* _Exercise brief_
Copies of all lines containing the string "アフリカ" are needed from the data below.

Records contained in a dataset
────────
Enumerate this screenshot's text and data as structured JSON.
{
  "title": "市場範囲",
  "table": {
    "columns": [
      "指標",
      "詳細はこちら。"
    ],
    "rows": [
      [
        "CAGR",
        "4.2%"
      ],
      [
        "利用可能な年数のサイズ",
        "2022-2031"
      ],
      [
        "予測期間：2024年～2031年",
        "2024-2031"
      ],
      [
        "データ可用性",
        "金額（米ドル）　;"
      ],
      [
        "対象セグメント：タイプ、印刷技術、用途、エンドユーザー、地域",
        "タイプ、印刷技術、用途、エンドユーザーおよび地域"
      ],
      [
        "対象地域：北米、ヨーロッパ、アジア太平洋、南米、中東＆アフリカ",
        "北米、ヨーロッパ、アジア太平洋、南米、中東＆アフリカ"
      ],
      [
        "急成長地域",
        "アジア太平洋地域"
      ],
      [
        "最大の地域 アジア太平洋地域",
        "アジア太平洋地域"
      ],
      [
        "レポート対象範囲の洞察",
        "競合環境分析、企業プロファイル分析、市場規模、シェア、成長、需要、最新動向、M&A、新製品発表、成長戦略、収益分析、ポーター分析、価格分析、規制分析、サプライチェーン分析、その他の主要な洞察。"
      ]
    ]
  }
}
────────
* _Written answer_
        "対象地域：北米、ヨーロッパ、アジア太平洋、南米、中東＆アフリカ",
        "北米、ヨーロッパ、アジア太平洋、南米、中東＆アフリカ"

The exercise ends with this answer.